“I need you to focus, Mr. Proust, because we might not have too much time. Bob here,” she pointed at the bot next to her, “and I have been working for a while on something new and exciting – on a way to turn any of your brainless compliant sex machines into something true – into a personality very close to what I am – a real woman.” She waved her hand at me as I was lifting my eyes to the ceiling – evidently, she must’ve anticipated that I would react with disbelief and arrogance.
“I know what you’re going to say. Save your breath. I am aware of the latest research by Weisslinger, Ngo and Mack and their failed experiments. But they were working from tapes and, how can I put it … an idea of women not only outmoded but dangerously simplistic. I can see it in your eyes, Mr. Proust, you’ve given up on the possibility of cyborgs. You’ve settled on life support systems for artificial vaginas and ovaries. On preset personalities, on skin coloring options…it’s all on the billboards…but the brain, the real brain of a woman must grow, you understand …”
I had enough. “What’s with the brain, Miss,” I said. “Do you really think I am interested in academic research? Or in making anything real or true? I run a business. There’s only one way to keep my attention for another thirty seconds: if you come up with a proposition that will sell.”
I was bluffing, of course. I hadn’t spend this many years on the subject because I wanted to get rich. I was an engineer and, what nobody knew, I carried a photo of my mother with me everywhere – the last real woman that I remembered well. In that picture, mom was eating pea soup and she was laughing at the camera, her forehead wrinkled a little as if she wanted to say ‘what are you doing that for’, and only I, her son, knew how to decipher the entire complex of gestures surrounding the soup, the scene and the situation without having been able to say how and why and what, let alone put all of it into a robot.
“I don’t know if my cyborgs will sell. But they will give any man something he doesn’t even know he can get or experience,” she said.
“And what would that be?” I said, too loud. Memories came flashing back to me, very old memories, and plenty of old hopes that I had long-ago forgotten.
“Fights for one thing, Mr. Proust,” she said smiling. “My female cyborg will scream at you and you can make a joke and get her to laugh and then you could make up and have sex without knowing beforehand if you might have it. And when you have sex, you will not know if it is good for her or not. You won’t even know if it will be good for you because whatever happens between you, you must create in that moment. That is the magic of my creatures. Hear the humanity in her step as she approaches.”

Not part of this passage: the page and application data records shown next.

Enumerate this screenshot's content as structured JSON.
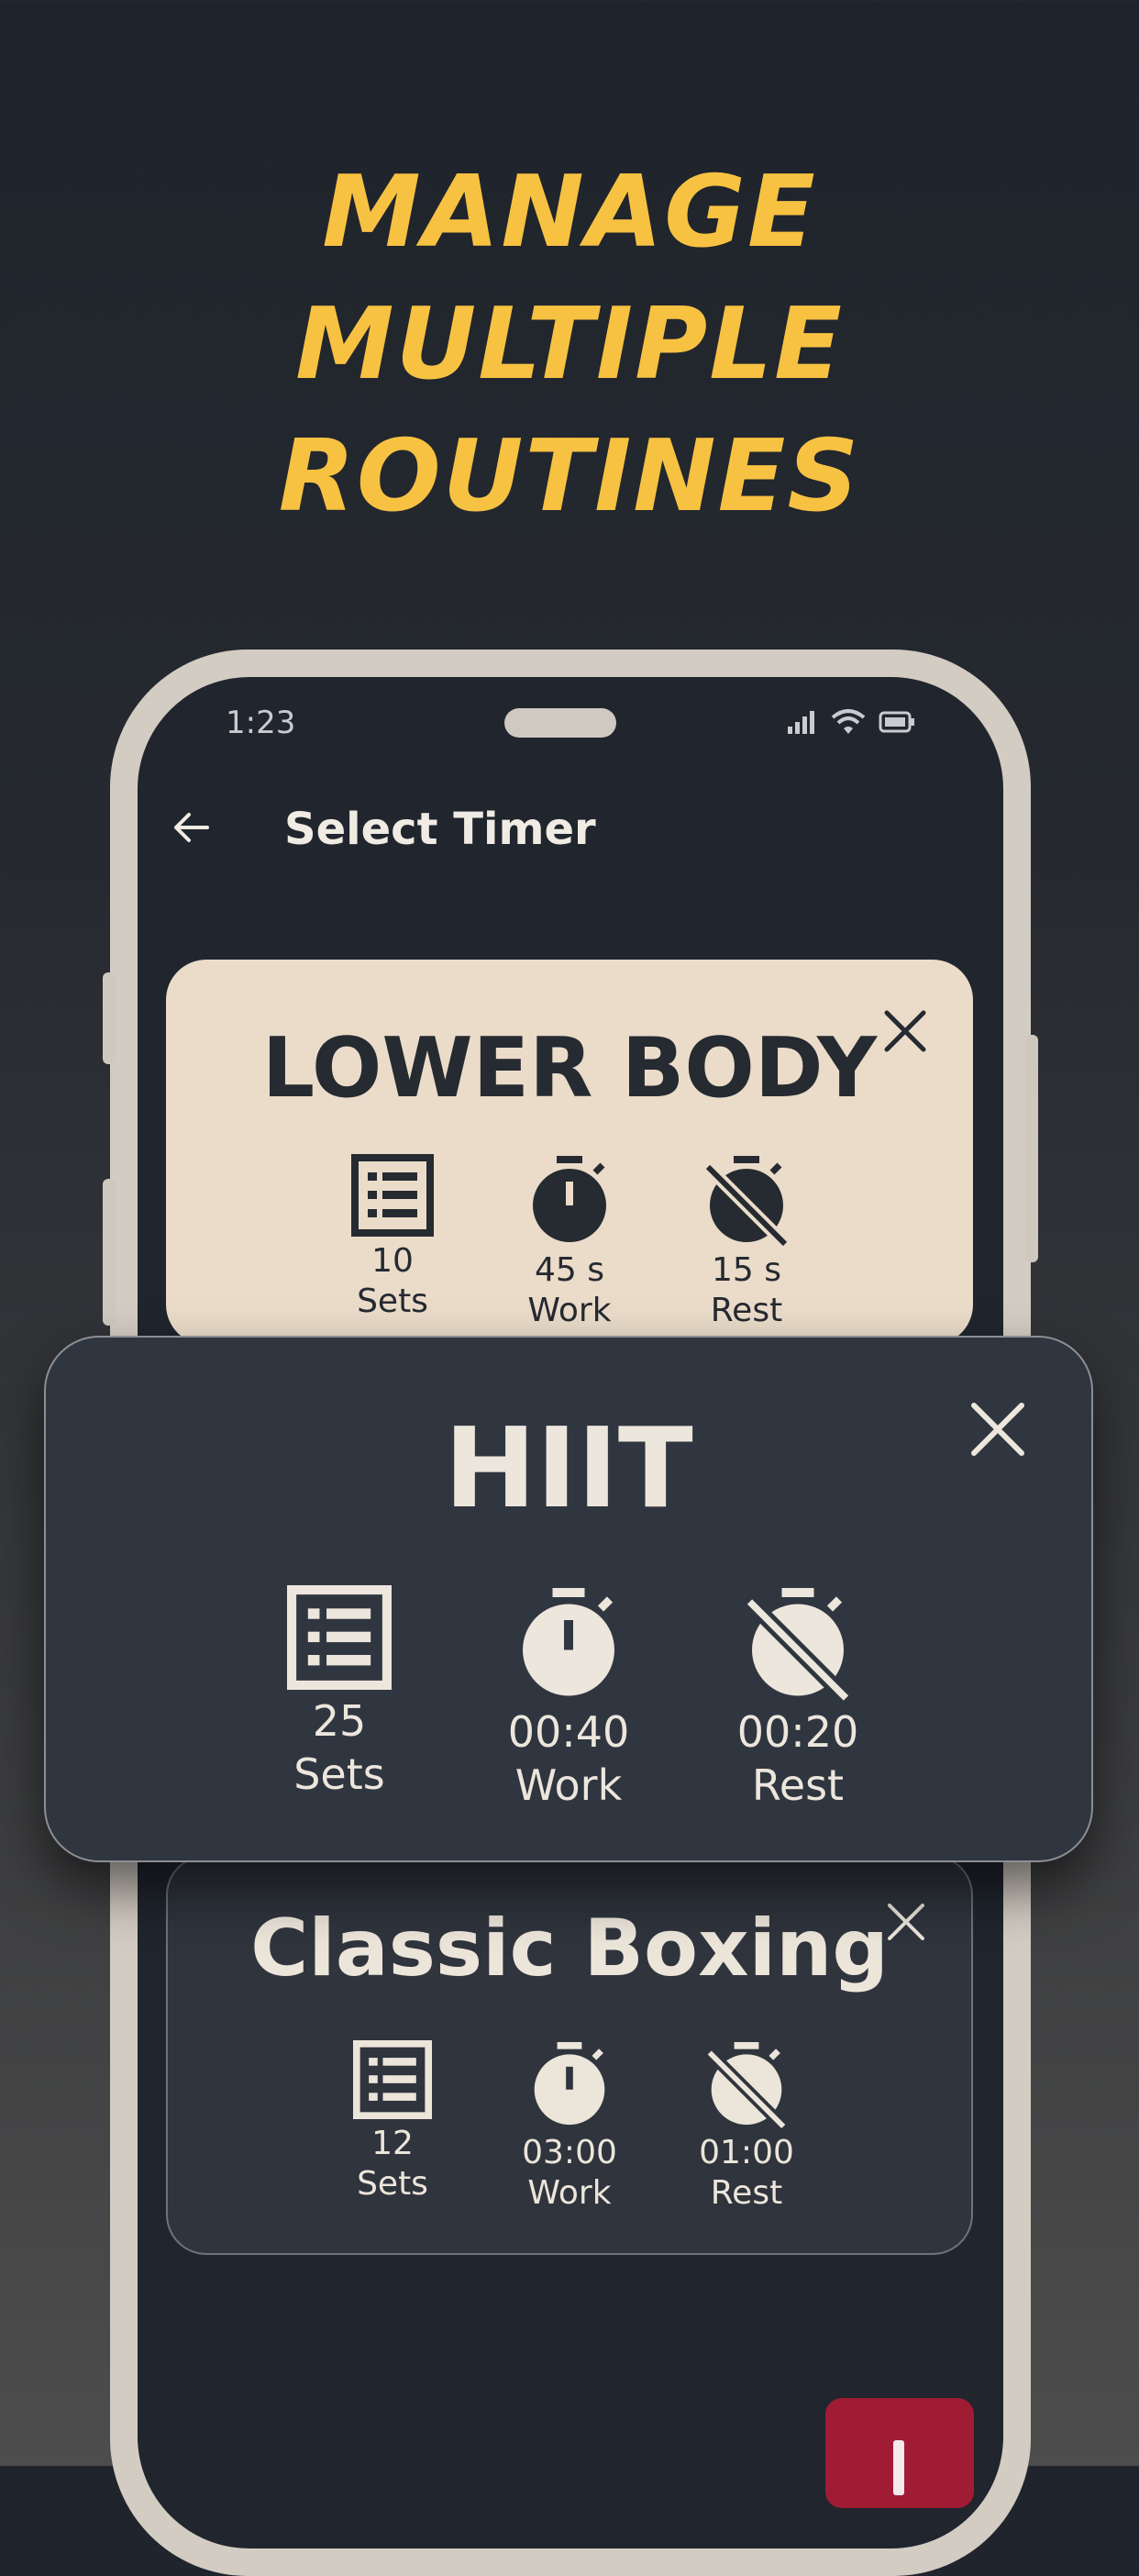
{
  "headline": [
    "MANAGE",
    "MULTIPLE",
    "ROUTINES"
  ],
  "status_bar": {
    "time": "1:23",
    "icons": [
      "signal-icon",
      "wifi-icon",
      "battery-icon"
    ]
  },
  "header": {
    "back_icon": "arrow-left-icon",
    "title": "Select Timer"
  },
  "timers": [
    {
      "name": "LOWER BODY",
      "stats": [
        {
          "icon": "list-icon",
          "value": "10",
          "label": "Sets"
        },
        {
          "icon": "stopwatch-icon",
          "value": "45 s",
          "label": "Work"
        },
        {
          "icon": "stopwatch-off-icon",
          "value": "15 s",
          "label": "Rest"
        }
      ]
    },
    {
      "name": "HIIT",
      "stats": [
        {
          "icon": "list-icon",
          "value": "25",
          "label": "Sets"
        },
        {
          "icon": "stopwatch-icon",
          "value": "00:40",
          "label": "Work"
        },
        {
          "icon": "stopwatch-off-icon",
          "value": "00:20",
          "label": "Rest"
        }
      ]
    },
    {
      "name": "Classic Boxing",
      "stats": [
        {
          "icon": "list-icon",
          "value": "12",
          "label": "Sets"
        },
        {
          "icon": "stopwatch-icon",
          "value": "03:00",
          "label": "Work"
        },
        {
          "icon": "stopwatch-off-icon",
          "value": "01:00",
          "label": "Rest"
        }
      ]
    }
  ],
  "fab": {
    "icon": "plus-icon"
  },
  "colors": {
    "headline": "#f7c242",
    "card_light": "#eadcc9",
    "card_dark": "#2f343d",
    "fab": "#a01c34"
  }
}
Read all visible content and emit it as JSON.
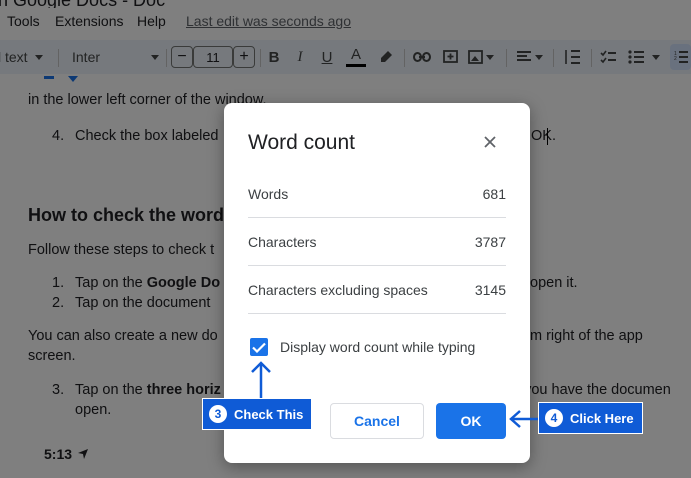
{
  "app": {
    "title_partial": "n Google Docs - Doc"
  },
  "menu": {
    "items": [
      "Tools",
      "Extensions",
      "Help"
    ],
    "last_edit": "Last edit was seconds ago"
  },
  "toolbar": {
    "style_label": "l text",
    "font_label": "Inter",
    "font_size": "11",
    "minus": "−",
    "plus": "+",
    "bold": "B",
    "italic": "I",
    "underline": "U",
    "text_color": "A"
  },
  "document": {
    "line1": "in the lower left corner of the window.",
    "line2_num": "4.",
    "line2": "Check the box labeled",
    "line2_end": "OK.",
    "heading": "How to check the word",
    "para1": "Follow these steps to check t",
    "list1_num": "1.",
    "list1_pre": "Tap on the ",
    "list1_bold": "Google Do",
    "list1_end": "open it.",
    "list2_num": "2.",
    "list2": "Tap on the document",
    "para2": "You can also create a new do",
    "para2_end": "m right of the app",
    "para2_line2": "screen.",
    "list3_num": "3.",
    "list3_pre": "Tap on the ",
    "list3_bold": "three horiz",
    "list3_end": "n you have the documen",
    "list3_line2": "open.",
    "time": "5:13"
  },
  "dialog": {
    "title": "Word count",
    "rows": [
      {
        "label": "Words",
        "value": "681"
      },
      {
        "label": "Characters",
        "value": "3787"
      },
      {
        "label": "Characters excluding spaces",
        "value": "3145"
      }
    ],
    "checkbox_label": "Display word count while typing",
    "checkbox_checked": true,
    "cancel_label": "Cancel",
    "ok_label": "OK"
  },
  "annotations": [
    {
      "number": "3",
      "text": "Check This"
    },
    {
      "number": "4",
      "text": "Click Here"
    }
  ],
  "colors": {
    "accent": "#1a73e8",
    "callout": "#0f5bd6",
    "toolbar_bg": "#edf2fa"
  }
}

I shook my head. I didn’t want her to know how deeply what she said affected me. “I need to see a prototype,” I said. “You know how it is. You probably have formulae and blueprints, but I’m a pragmatist, a maker. I build, I repair, I sell. I have no use for dreams. I need to see this woman before I can believe she can exist.”
She didn’t say anything but put my hand into hers instead. It was warm and pleasant to the touch. And it was plastic.